Bank of China's bad-loan buffer sinks closer to minimum allowed
Bank of China Ltd. ground out a second straight quarter of 1 percent profit growth and its earnings statement pointed to a looming drag from the need to set aside more money for bad loans.
The lender's bad-loan coverage ratio, a measure of provisions for nonperforming loans, declined to 157 percent as of June 30 from 188 percent at the beginning of the year, according to the company's exchange filing on Friday. The minimum level allowed is 150 percent.
That's the lowest among Chinese banks that have reported first-half earnings and points to the toll that a rising tide of bad loans will take on future earnings. Bank of China is the third of the big four lenders to report this week, after Industrial & Commercial Bank of China Ltd. and Agricultural Bank of China Ltd. posted second-quarter earnings that were almost flat from a year earlier. China Construction Bank Corp.'s earnings are due on Sunday.
At a press briefing in Beijing, Bank of China President Chen Siqing said that the Chinese economy faces downward pressure in the second half and that interestrate liberalization and cuts to benchmark rates will put pressure on bank margins.
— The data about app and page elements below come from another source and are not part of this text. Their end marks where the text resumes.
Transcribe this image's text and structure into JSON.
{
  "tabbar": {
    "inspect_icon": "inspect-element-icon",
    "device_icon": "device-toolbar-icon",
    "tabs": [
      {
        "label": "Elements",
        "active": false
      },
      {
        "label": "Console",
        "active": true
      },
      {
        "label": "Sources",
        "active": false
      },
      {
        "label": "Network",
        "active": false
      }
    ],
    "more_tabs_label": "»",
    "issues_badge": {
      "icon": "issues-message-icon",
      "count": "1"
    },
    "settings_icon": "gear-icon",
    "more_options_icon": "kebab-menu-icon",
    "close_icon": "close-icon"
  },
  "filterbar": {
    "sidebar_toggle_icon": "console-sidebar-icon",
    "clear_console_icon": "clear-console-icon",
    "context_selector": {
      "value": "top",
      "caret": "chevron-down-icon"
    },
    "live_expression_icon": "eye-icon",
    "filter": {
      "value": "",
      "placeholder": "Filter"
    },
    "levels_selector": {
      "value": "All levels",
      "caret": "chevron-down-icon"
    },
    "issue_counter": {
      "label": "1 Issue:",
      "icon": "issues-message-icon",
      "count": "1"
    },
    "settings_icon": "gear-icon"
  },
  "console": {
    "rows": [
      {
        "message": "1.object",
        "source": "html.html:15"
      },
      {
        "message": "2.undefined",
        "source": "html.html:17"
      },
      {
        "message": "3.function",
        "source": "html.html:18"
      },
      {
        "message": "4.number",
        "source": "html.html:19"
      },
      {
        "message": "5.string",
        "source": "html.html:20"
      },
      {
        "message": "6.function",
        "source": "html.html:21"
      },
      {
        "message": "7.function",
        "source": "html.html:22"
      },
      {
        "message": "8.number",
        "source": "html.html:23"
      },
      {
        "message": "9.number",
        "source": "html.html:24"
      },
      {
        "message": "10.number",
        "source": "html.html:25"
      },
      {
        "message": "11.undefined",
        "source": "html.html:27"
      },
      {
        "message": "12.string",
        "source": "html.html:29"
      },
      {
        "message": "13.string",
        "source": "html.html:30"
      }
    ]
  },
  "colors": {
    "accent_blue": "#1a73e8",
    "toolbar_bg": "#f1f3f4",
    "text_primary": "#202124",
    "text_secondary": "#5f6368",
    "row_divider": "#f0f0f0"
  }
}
The lender's net interest margin was 2.18 percent as of June 30, down from 2.27 percent a year earlier.
Net income at Beijing-based Bank of China rose to 44.9 billion yuan ($7 billion) in the three months ended June 30, according to Friday's statement. Its soured debt rose 24 percent from the beginning of the year to 125 billion yuan as of June 30.
Shares of Bank of China have lost 19 percent in Hong Kong this year, compared with an 8 percent decline in the benchmark Hang Seng Index.
Chinese banks' average bad- loan coverage ratio stood at 198 percent as of June 30, according to the China Banking Regulatory Commission, which requires lenders to maintain provisions of at least 150 percent of the value of soured debt or 2.5 percent of total credit, whichever is higher.